Exercise brief
Take the entries below and return them unchanged.

BEGIN Data provided

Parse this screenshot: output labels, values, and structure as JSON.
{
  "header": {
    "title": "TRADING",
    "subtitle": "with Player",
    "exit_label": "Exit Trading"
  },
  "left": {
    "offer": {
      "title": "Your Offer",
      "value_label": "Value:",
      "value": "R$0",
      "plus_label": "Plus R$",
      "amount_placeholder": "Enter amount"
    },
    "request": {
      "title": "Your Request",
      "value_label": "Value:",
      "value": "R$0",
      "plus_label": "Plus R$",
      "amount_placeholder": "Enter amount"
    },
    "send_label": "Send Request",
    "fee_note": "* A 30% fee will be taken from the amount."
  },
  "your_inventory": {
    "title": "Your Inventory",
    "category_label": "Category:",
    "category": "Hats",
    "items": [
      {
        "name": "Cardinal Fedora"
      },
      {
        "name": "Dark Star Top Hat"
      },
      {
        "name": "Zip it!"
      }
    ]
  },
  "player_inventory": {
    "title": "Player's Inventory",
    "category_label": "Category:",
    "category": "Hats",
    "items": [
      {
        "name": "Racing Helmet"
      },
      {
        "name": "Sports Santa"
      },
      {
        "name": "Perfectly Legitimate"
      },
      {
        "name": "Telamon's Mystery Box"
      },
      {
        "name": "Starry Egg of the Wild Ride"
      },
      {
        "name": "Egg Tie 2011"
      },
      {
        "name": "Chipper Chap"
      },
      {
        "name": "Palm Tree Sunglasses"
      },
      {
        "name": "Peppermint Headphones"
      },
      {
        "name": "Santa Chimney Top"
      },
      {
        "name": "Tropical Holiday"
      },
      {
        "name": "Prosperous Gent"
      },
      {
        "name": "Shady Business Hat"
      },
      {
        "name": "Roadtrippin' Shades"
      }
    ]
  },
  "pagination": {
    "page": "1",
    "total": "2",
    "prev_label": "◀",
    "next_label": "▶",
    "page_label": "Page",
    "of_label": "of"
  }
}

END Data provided

Output for this exercise
Parse this screenshot: output labels, values, and structure as JSON.
{
  "header": {
    "title": "TRADING",
    "subtitle": "with Player",
    "exit_label": "Exit Trading"
  },
  "left": {
    "offer": {
      "title": "Your Offer",
      "value_label": "Value:",
      "value": "R$0",
      "plus_label": "Plus R$",
      "amount_placeholder": "Enter amount"
    },
    "request": {
      "title": "Your Request",
      "value_label": "Value:",
      "value": "R$0",
      "plus_label": "Plus R$",
      "amount_placeholder": "Enter amount"
    },
    "send_label": "Send Request",
    "fee_note": "* A 30% fee will be taken from the amount."
  },
  "your_inventory": {
    "title": "Your Inventory",
    "category_label": "Category:",
    "category": "Hats",
    "items": [
      {
        "name": "Cardinal Fedora"
      },
      {
        "name": "Dark Star Top Hat"
      },
      {
        "name": "Zip it!"
      }
    ]
  },
  "player_inventory": {
    "title": "Player's Inventory",
    "category_label": "Category:",
    "category": "Hats",
    "items": [
      {
        "name": "Racing Helmet"
      },
      {
        "name": "Sports Santa"
      },
      {
        "name": "Perfectly Legitimate"
      },
      {
        "name": "Telamon's Mystery Box"
      },
      {
        "name": "Starry Egg of the Wild Ride"
      },
      {
        "name": "Egg Tie 2011"
      },
      {
        "name": "Chipper Chap"
      },
      {
        "name": "Palm Tree Sunglasses"
      },
      {
        "name": "Peppermint Headphones"
      },
      {
        "name": "Santa Chimney Top"
      },
      {
        "name": "Tropical Holiday"
      },
      {
        "name": "Prosperous Gent"
      },
      {
        "name": "Shady Business Hat"
      },
      {
        "name": "Roadtrippin' Shades"
      }
    ]
  },
  "pagination": {
    "page": "1",
    "total": "2",
    "prev_label": "◀",
    "next_label": "▶",
    "page_label": "Page",
    "of_label": "of"
  }
}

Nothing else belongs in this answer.